Posted by Mitch Mitchell on Apr 25, 2016
I’ve been on Twitter for about 8 years now. I’ve done a lot of reading and retweeting and sharing and had lots of conversations. I’d pretty much done everything I could imagine doing on Twitter.
That is, except “like” a tweet.
I’m sure most of you remember that before it was “liking” tweets what you did was click on the star and it saved it as Favorites. In the original version, saving something to Favorites was like you were bookmarking links with the intention by Twitter that you’d go back and read them later on. I’ve never been the bookmarking type, so I never used it.
At some point it started taking on a different significance, which is why Twitter switched it over last November. Even though there was a firestorm (because most people hate change) Twitter announced after a week that based on their algorithms it was 6% more popular than Favorites; how about that?
I never used it, never even thought about it… until last week, Wednesday, when a local favorite Syracuse University former basketball player named Dwayne “Pearl” Washington passed away from a brain tumor. He was 52, and even though the entire community knew he was sick it was still a shock when it happened. He was not only a great college player and a high school legend, but he was the nicest guy you’d ever want to meet, and even I had to about the one encounter I had with him, along with hundreds of others.
There were all sorts of tributes to him on Twitter, not only from locals but from former college & NBA players and stories all over the place.

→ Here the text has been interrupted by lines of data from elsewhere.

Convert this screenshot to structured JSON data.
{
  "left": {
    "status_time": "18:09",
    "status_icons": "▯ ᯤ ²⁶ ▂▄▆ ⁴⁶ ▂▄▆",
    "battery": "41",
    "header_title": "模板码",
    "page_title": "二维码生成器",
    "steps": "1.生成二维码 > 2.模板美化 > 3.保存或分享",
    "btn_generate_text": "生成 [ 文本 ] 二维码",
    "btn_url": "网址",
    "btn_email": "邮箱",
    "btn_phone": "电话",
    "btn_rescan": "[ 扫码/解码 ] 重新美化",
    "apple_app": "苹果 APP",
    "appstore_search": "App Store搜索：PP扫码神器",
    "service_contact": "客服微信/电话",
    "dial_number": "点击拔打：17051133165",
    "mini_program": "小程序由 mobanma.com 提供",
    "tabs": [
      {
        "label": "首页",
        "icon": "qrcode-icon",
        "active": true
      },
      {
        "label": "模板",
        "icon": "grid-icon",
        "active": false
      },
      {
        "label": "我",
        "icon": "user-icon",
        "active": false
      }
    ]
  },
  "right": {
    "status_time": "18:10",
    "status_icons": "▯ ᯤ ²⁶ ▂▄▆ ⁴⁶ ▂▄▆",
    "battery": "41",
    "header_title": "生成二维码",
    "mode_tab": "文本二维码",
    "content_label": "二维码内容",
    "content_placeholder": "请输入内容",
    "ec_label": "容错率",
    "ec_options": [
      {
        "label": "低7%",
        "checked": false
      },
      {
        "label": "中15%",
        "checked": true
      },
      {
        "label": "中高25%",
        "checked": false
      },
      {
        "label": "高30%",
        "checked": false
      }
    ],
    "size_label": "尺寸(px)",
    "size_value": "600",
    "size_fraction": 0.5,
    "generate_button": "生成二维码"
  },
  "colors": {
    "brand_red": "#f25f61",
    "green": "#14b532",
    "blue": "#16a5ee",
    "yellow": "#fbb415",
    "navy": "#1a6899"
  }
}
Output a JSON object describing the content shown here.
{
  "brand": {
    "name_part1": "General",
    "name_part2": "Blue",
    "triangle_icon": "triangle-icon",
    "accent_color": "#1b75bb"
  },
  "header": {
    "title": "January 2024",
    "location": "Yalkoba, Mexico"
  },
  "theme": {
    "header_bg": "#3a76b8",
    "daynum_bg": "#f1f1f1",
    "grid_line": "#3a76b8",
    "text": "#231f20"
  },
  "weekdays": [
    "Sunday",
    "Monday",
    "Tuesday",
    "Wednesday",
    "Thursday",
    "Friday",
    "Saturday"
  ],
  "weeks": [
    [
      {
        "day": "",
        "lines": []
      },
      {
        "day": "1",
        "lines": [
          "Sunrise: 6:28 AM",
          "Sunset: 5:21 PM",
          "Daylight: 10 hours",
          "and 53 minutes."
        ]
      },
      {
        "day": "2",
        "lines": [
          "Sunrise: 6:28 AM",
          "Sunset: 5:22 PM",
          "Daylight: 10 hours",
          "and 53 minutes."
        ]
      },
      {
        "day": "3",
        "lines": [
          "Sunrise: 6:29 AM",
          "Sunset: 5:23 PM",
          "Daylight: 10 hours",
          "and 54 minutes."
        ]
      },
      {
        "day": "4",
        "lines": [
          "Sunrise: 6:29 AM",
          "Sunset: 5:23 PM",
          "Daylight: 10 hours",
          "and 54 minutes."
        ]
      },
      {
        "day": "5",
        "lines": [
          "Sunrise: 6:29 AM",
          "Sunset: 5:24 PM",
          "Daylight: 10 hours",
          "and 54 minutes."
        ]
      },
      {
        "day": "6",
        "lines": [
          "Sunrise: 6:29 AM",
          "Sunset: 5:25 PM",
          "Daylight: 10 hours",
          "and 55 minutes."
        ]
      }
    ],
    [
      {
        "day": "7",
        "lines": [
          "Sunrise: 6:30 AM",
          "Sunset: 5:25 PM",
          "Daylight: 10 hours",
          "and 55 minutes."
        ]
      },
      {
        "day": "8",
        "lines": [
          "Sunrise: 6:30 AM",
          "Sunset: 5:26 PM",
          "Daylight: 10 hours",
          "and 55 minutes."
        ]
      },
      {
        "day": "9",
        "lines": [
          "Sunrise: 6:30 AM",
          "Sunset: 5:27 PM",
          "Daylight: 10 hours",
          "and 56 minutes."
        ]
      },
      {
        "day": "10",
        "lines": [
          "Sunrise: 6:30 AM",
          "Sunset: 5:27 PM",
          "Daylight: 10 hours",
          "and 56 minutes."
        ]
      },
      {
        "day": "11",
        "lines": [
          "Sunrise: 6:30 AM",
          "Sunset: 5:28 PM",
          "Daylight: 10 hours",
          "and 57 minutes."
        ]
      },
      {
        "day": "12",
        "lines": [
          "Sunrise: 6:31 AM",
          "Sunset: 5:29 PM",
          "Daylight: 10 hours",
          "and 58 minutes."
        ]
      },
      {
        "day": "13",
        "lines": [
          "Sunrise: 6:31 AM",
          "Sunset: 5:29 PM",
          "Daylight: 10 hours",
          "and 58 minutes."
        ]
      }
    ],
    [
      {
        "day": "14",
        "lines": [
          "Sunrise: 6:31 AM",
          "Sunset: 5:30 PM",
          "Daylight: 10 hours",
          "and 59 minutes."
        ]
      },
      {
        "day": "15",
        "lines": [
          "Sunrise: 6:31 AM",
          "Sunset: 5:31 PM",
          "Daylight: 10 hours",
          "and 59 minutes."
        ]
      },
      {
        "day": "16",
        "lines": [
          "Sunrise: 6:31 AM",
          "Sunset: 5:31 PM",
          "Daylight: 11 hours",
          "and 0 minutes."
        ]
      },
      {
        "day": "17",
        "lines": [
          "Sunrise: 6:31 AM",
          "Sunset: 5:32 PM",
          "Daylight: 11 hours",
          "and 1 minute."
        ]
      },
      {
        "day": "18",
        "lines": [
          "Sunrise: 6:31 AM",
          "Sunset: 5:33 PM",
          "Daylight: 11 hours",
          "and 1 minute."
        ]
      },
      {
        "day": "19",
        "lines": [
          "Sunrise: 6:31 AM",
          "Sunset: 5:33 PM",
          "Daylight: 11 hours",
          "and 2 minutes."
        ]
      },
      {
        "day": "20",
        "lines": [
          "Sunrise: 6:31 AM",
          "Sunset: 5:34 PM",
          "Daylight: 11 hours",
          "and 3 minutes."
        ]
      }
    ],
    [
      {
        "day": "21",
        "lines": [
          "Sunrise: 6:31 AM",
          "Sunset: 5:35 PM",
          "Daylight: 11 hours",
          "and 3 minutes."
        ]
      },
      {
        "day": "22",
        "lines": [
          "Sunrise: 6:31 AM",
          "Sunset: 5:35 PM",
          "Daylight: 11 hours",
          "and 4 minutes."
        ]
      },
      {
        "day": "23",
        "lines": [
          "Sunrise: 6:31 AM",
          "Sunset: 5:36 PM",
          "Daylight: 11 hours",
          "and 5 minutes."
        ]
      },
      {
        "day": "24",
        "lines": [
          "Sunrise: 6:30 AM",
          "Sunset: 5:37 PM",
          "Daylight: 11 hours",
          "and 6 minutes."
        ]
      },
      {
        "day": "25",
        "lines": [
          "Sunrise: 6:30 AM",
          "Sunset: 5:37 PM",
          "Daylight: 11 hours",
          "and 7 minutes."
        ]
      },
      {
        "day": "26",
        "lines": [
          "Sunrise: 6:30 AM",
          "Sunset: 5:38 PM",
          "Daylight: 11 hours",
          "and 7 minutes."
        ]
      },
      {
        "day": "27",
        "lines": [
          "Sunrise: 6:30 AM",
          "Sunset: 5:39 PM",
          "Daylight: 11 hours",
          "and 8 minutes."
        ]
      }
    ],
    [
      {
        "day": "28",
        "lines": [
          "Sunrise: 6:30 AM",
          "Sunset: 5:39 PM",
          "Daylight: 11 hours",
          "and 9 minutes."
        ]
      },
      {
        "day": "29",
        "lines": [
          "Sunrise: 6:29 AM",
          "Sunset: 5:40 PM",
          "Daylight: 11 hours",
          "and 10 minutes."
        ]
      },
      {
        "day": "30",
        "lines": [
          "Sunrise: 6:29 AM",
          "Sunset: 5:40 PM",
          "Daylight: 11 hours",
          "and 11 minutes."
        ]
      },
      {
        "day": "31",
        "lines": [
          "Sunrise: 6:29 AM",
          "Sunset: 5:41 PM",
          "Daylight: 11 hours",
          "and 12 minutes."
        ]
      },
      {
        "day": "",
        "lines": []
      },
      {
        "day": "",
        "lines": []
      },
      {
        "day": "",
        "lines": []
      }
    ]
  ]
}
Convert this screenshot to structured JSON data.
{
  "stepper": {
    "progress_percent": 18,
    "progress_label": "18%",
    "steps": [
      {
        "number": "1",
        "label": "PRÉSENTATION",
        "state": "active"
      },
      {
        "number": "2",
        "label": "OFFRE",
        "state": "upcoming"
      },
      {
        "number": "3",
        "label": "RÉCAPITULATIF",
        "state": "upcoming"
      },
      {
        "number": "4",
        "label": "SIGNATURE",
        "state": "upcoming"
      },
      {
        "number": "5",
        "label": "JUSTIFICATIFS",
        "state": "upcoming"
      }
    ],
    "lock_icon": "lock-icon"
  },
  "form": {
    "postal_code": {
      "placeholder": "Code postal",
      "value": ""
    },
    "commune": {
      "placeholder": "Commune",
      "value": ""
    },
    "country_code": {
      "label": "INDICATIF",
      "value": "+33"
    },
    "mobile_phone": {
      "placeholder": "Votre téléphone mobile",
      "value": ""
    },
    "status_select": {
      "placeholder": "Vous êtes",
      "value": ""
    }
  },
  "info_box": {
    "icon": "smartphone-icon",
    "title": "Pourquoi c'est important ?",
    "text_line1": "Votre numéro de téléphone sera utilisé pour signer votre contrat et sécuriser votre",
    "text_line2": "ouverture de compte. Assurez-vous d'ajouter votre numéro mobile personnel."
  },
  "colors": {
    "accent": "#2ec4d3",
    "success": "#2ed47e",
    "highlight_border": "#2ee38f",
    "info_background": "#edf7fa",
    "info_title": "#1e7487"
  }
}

I shared some of those stories on my social media sites… and then I liked a tweet. Then I liked 3 others. It’s amazing that it took this to get me to like a tweet because I didn’t even add any favorites to Twitter when Michael Jackson passed away… my favorite artist of all time; that’s saying something.
I’ve been thinking about the concept of social media sharing since last Wednesday. I’ve written about how I market on Twitter, which includes a lot of sharing of articles and posts by others. I’ve stepped up the game on that one since I wrote that post, but I’ll save that for another time.
Part of me realizes that liking a tweet is sharing with the person who posted the tweet that you enjoyed what they shared. However, I haven’t been able to figure out if anyone else sees it. I’ve looked on Twitter and Tweeten (since Tweetdeck changed) and on Tweetcaster on my other technology and have never seen in any of my other streams where someone just liked a tweet. I see when they retweet it but that’s about it.
I like sharing other people’s content, and overall I think I’m pretty good at it. More people need to think about sharing the content of others as part of their own marketing strategy, as well as sharing some of their own stuff. I see way too many people doing either one or the other but not doing both all that well. Because of that I’m going to mention the names of 3 people who are the best in the business when it comes to sharing… at least based on what I’ve noticed to this point.
First we have Donna Merrill of Donna Merrill Tribe. She’s a serial sharer of a lot of my posts, and not just on Twitter. Shew as the first person to share a post of mine on LinkedIn, which I have to admit I’d never even thought about doing. She shares my posts on all the social media sites I participate on and is always graceful in what she has to say about the posts she shares. She’s even shared posts of mine from my business blog, which most people don’t even visit. Thanks Donna!
Second on the list we have Sherman Smith of Sherman Smith’s Blog. Sherman shares my posts on Twitter, Google Plus & LinkedIn. He always offers his own opinion about a post when he shares it; that’s pretty cool so thanks to you Sherman!
Third, last but certainly not least is the share queen herself, Adrienne Smith. Adrienne shares more of my posts than anyone else alive, and she was the first person to ever share a post of mine on Facebook… which freaked me out (in a good way) because once again I’ve never thought about sharing almost any of my own posts in my general feed. If I were the type I’d bow my head to her and her sharing mastery… instead I’m thanking her here; thanks Adrienne!
Are you sharing what other people are creating? Are you doing anything so they know you’re doing it? What do you think of it as a marketing strategy, or even just as a way to show appreciation for what others are writing or creating? Let me know, and of course visit my friends above. Who knows; they might even like it somewhere. 🙂